DATASET RECORDS START

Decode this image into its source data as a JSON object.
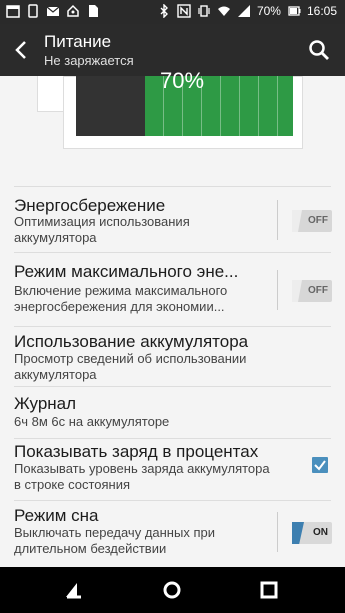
{
  "status_bar": {
    "battery_percent": "70%",
    "time": "16:05",
    "left_icons": [
      "calendar-icon",
      "phone-icon",
      "mail-icon",
      "home-icon",
      "doc-icon"
    ],
    "right_icons": [
      "bluetooth-icon",
      "nfc-icon",
      "vibrate-icon",
      "wifi-icon",
      "signal-icon",
      "battery-icon"
    ]
  },
  "action_bar": {
    "title": "Питание",
    "subtitle": "Не заряжается"
  },
  "battery_graphic": {
    "percent_text": "70%",
    "fill_level": 0.7,
    "fill_color": "#2e9a45"
  },
  "settings": [
    {
      "title": "Энергосбережение",
      "subtitle": "Оптимизация использования аккумулятора",
      "control": "toggle",
      "state": "OFF"
    },
    {
      "title": "Режим максимального эне...",
      "subtitle": "Включение режима максимального энергосбережения для экономии...",
      "control": "toggle",
      "state": "OFF"
    },
    {
      "title": "Использование аккумулятора",
      "subtitle": "Просмотр сведений об использовании аккумулятора",
      "control": "none"
    },
    {
      "title": "Журнал",
      "subtitle": "6ч 8м 6с на аккумуляторе",
      "control": "none"
    },
    {
      "title": "Показывать заряд в процентах",
      "subtitle": "Показывать уровень заряда аккумулятора в строке состояния",
      "control": "checkbox",
      "checked": true
    },
    {
      "title": "Режим сна",
      "subtitle": "Выключать передачу данных при длительном бездействии",
      "control": "toggle",
      "state": "ON"
    }
  ],
  "colors": {
    "accent": "#3d7fb0",
    "action_bar": "#2b2b2b",
    "battery_green": "#2e9a45"
  }
}
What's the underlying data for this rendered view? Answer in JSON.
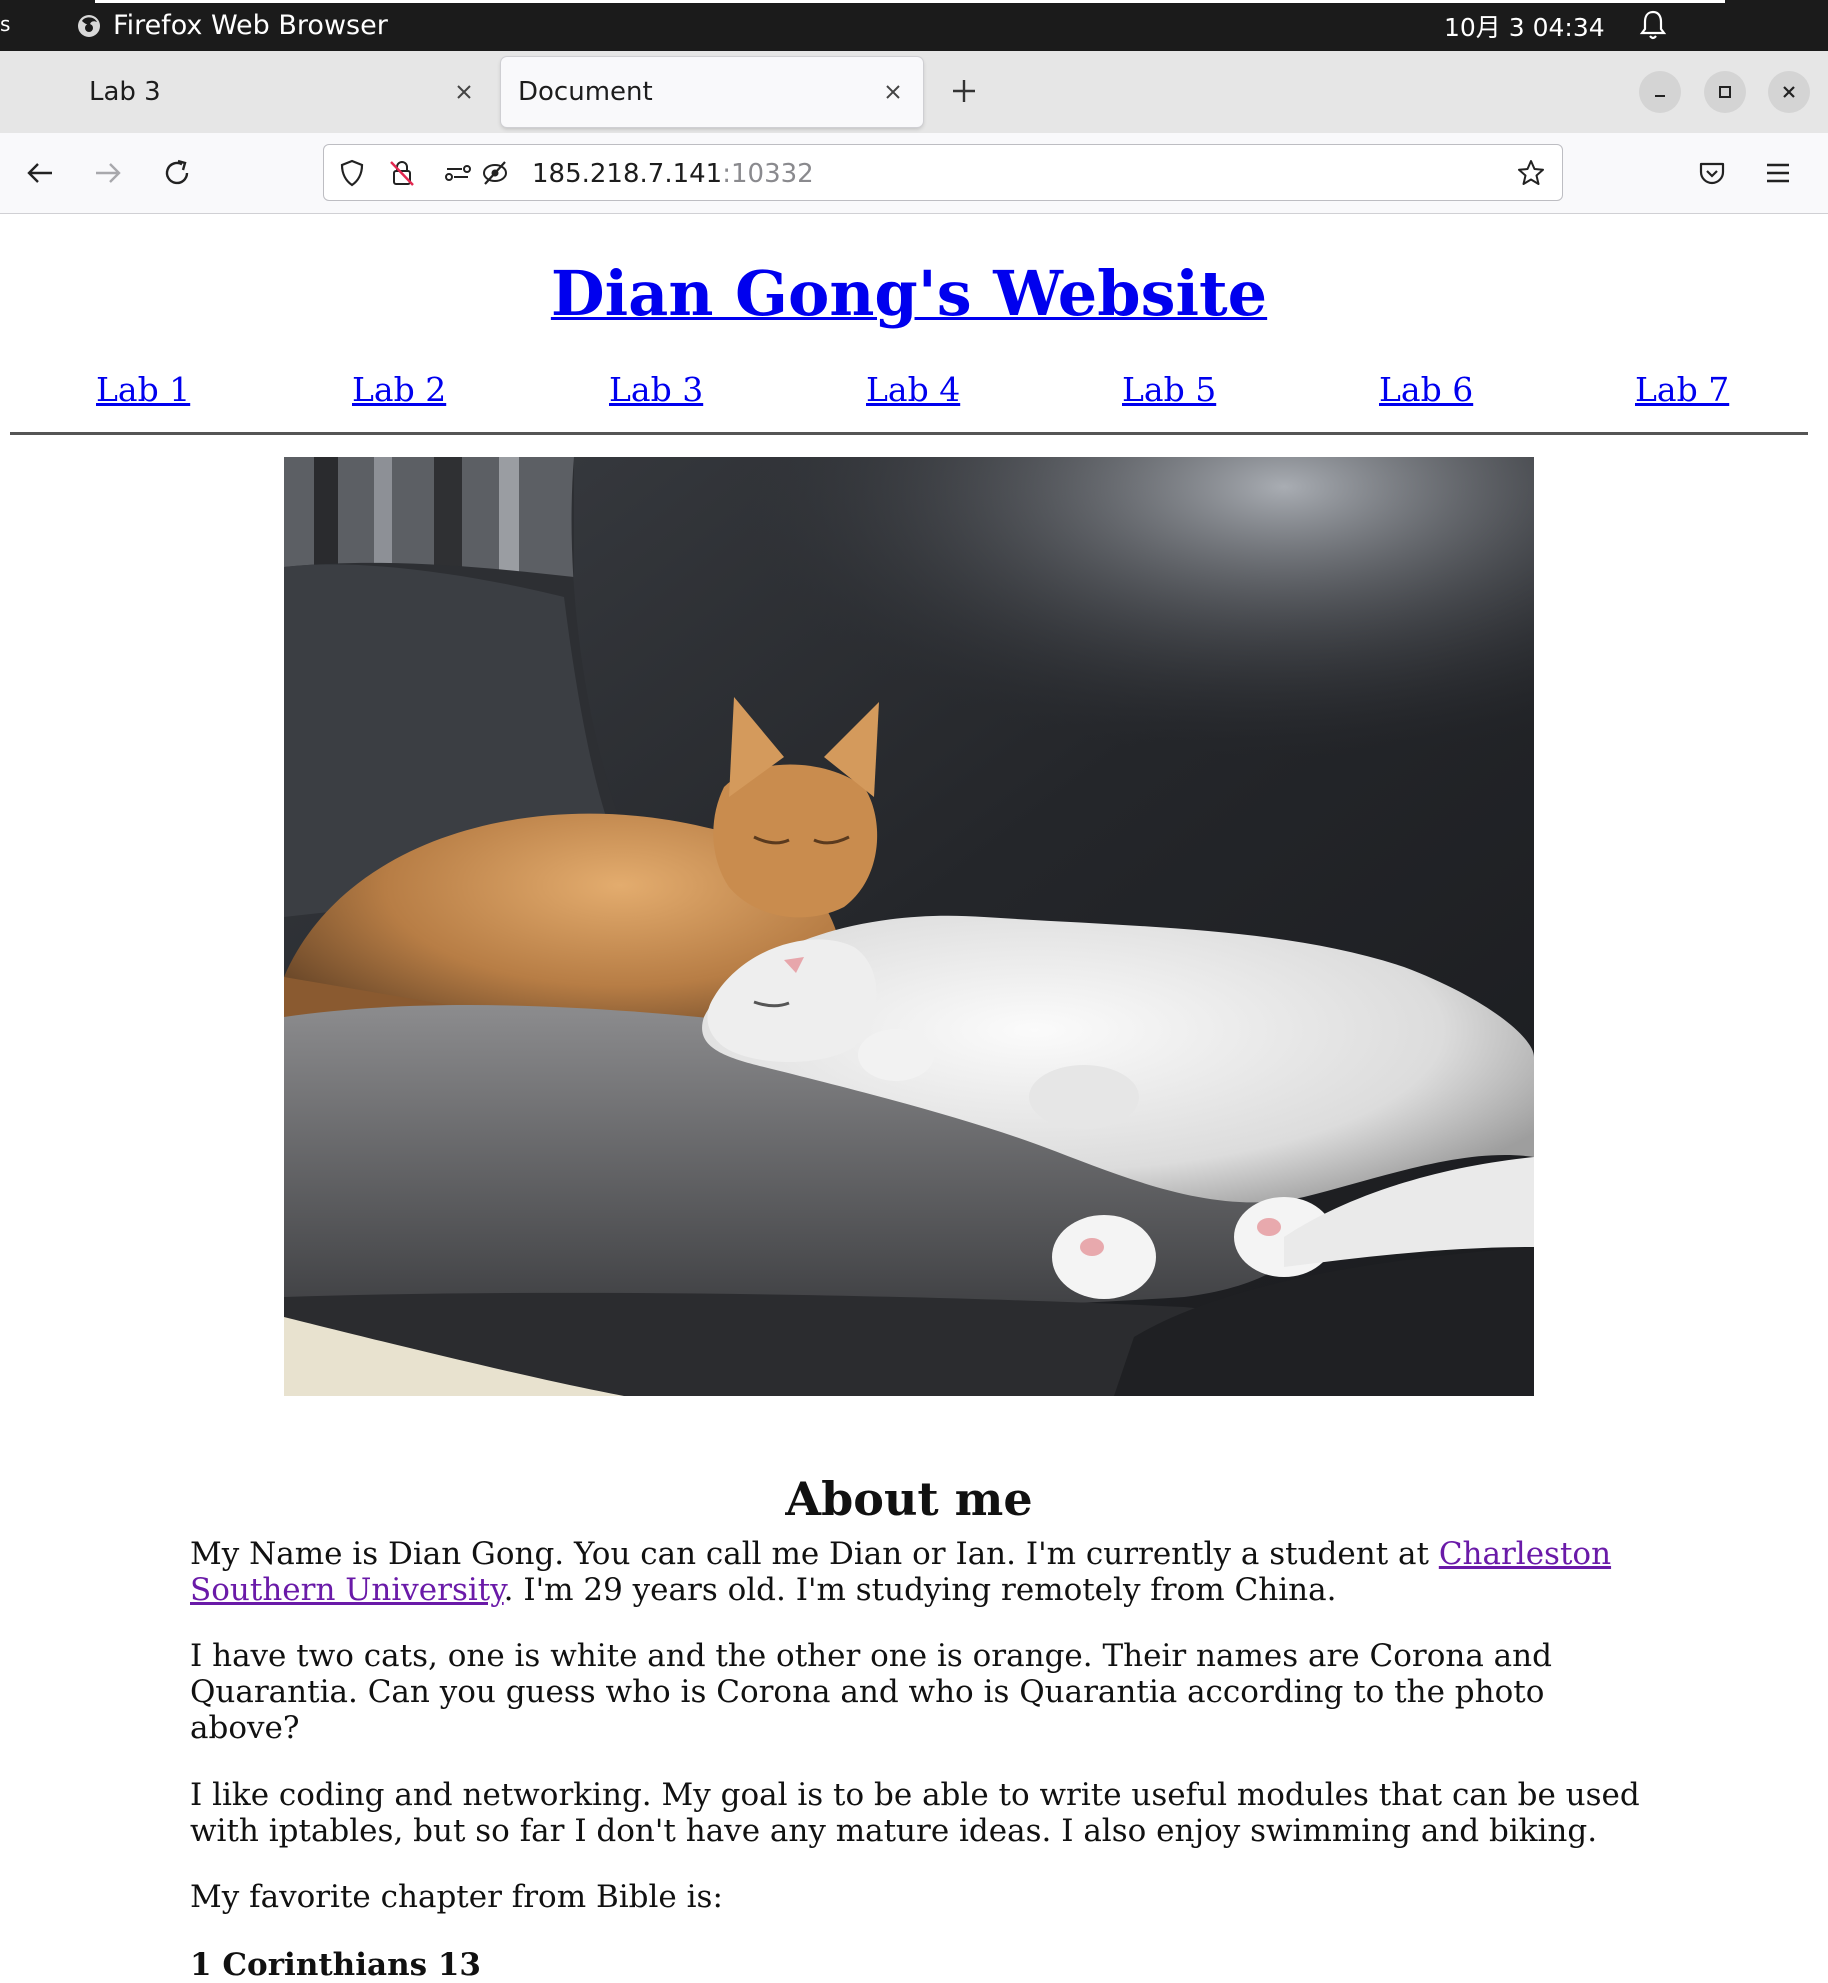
{
  "system_bar": {
    "app_name": "Firefox Web Browser",
    "clock": "10月 3  04:34"
  },
  "browser": {
    "tabs": [
      {
        "label": "Lab 3",
        "active": false
      },
      {
        "label": "Document",
        "active": true
      }
    ],
    "url_host": "185.218.7.141",
    "url_port": ":10332"
  },
  "page": {
    "title": "Dian Gong's Website",
    "nav": [
      "Lab 1",
      "Lab 2",
      "Lab 3",
      "Lab 4",
      "Lab 5",
      "Lab 6",
      "Lab 7"
    ],
    "about_heading": "About me",
    "p1_before": "My Name is Dian Gong. You can call me Dian or Ian. I'm currently a student at ",
    "p1_link": "Charleston Southern University",
    "p1_after": ". I'm 29 years old. I'm studying remotely from China.",
    "p2": "I have two cats, one is white and the other one is orange. Their names are Corona and Quarantia. Can you guess who is Corona and who is Quarantia according to the photo above?",
    "p3": "I like coding and networking. My goal is to be able to write useful modules that can be used with iptables, but so far I don't have any mature ideas. I also enjoy swimming and biking.",
    "p4": "My favorite chapter from Bible is:",
    "p5": "1 Corinthians 13"
  },
  "icons": {
    "firefox": "firefox-icon",
    "bell": "bell-icon",
    "close": "close-icon",
    "new_tab": "plus-icon",
    "back": "back-arrow-icon",
    "forward": "forward-arrow-icon",
    "reload": "reload-icon",
    "shield": "tracking-protection-shield-icon",
    "insecure": "insecure-connection-icon",
    "permissions": "permissions-icon",
    "star": "bookmark-star-icon",
    "pocket": "pocket-icon",
    "menu": "hamburger-menu-icon"
  },
  "colors": {
    "link": "#0000ee",
    "visited_link": "#6a1aa8",
    "topbar": "#1b1b1b",
    "tabstrip": "#e6e6e6"
  }
}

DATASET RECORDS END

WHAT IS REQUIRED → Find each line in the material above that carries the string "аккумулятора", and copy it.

RESPONSE TO THE TASK →
      "subtitle": "Оптимизация использования аккумулятора",
      "title": "Использование аккумулятора",
      "subtitle": "Просмотр сведений об использовании аккумулятора",
      "subtitle": "Показывать уровень заряда аккумулятора в строке состояния",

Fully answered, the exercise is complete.